These watermelons may look normal, but they have about half the sugar
Leave it to modern-day technology in research labs to come up with some creative ways to make the foods we eat even healthier. We saw an attempt earlier this year at this concept when scientists figured out a way to produce natural low-fat milk straight from the cow (although that wasn't very healthy, IMHO!). But now there's something low-carbers and diabetics alike should cheer: a low-sugar watermelon (my low-carb blogging friend Robin from "Limenade And Watermelon" will be thrilled)!
Yep, have you heard about this yet? This Science News story details what researchers have come up with as the perfect replacement for this higher-sugar member of the melon family. You'll recall I addressed this in Episode 2 of my "Livin' La Vida Low-Carb on YouTube" video when my wife asked if watermelon was appropriate for someone on low-carb.
While it's not too terribly high in carbs, watermelon is a little higher than you would prefer for those in the early stages of the Atkins low-carb diet where you restrict your intake to around 20g daily. At about 11g net carbs for a cup of watermelon, that usually makes this fruit off limits for people trying to lose weight the low-carb way.
But now a research geneticist named Angela R. Davis from the USDA's Lane, Oklahoma-based Agricultural Research Service gives hope that this plump, juicy summertime favorite can be back on the menu again for those of us leading a lower-sugar, low-carb lifestyle! They have been working on this for years and wanted it to be perfect before releasing the technology to seed companies to replicate the results for consumer production.
Early experiments resulted in white and even yellow flesh for the watermelon--not exactly the most appetizing way to eat watermelon (kinda like the green ketchup from Heinz was for me a few years back--EWWWW!).
"The project took a lot longer than we expected," Davis remarked. "Because there's a correlation between color and sugar content."
Finally they found a way to make the flesh turn pink while virtually cutting the sugar in half! So, instead of 11g net carbs for a cup of watermelon, how about 5g instead? WOO HOO! The lighter the red in the watermelon, the lower the sugar content.

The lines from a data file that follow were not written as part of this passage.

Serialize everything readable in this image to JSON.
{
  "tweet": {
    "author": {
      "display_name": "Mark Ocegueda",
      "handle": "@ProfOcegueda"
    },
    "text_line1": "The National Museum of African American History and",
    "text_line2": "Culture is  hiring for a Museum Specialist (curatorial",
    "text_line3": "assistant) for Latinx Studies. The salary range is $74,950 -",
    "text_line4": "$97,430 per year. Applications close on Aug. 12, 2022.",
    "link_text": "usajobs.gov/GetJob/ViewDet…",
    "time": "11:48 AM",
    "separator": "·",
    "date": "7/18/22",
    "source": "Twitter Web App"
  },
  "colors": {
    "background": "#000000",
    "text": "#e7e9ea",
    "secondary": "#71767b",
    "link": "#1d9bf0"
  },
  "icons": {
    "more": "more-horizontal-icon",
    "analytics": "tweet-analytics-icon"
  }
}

And thus is born a low-carb, reduced-sugar watermelon thanks to science.
Details about these new genetically altered low-sugar watermelons will be published in the journal HortScience before the end of the year.
I bet you're wondering how they taste (yeah, me too!). Well, Davis says that will be the primary issue for people who switch from regular watermelon to this one. But for those of us who already eschew sugar in our diet to manage our weight and/or diabetes, it'll probably taste pretty good. I liken it to switching from regular soda to diet soda. The transition takes some getting used to, but it happens.
Just as the soda companies use artificial sweeteners to replace the sugar in their products, so too will those sweeteners come in handy for people choosing to eat this lower-sugar watermelon. I, of course, would recommend either Splenda or stevia if you feel like you need to use a sweetener at all.
Davis said they ran taste tests among teenagers and adults with diabetes and the low-sugar, artificially-sweetened (with Splenda!) watermelons actually BEAT the regular watermelon among those surveyed. WOW! There may be hope for us yet with those kind of results!
"Overall, there was a significant preference for the artificially sweetened watermelons compared with the conventional watermelons," the researchers concluded.
What's so healthy about eating watermelon, you ask? In a word--LYCOPENE! Yes, you can find this awesome nutrient in tomatoes (which gives it that rich, red color!) and it is a powerful antioxidant responsible for destroying free radicals which can wreak havoc on your health. You'll be pleased to know that these reduced-sugar watermelons retain their high lycopene content!
"A low-sugar watermelon is a palatable fruit choice to individuals who must restrict sugar or total carbohydrate intake--with the added benefits of lycopene," the researchers added.
These new reduced-sugar watermelons will look like a typical 10-12 pound watermelon when they do become available in stores--no specific date as of yet. We'll let you know when they're available and will try to blog about how they taste when we get our hands on them. I would think an ice-cold low-sugar watermelon should be ready for consumption by the time the dog days of summer hit in 2008. I can't wait!
You can e-mail Angela Davis to thank her for her research into making watermelons lower in sugar for those of us on carb-restricted diets for weight and diabetes control at firstname.lastname@example.org.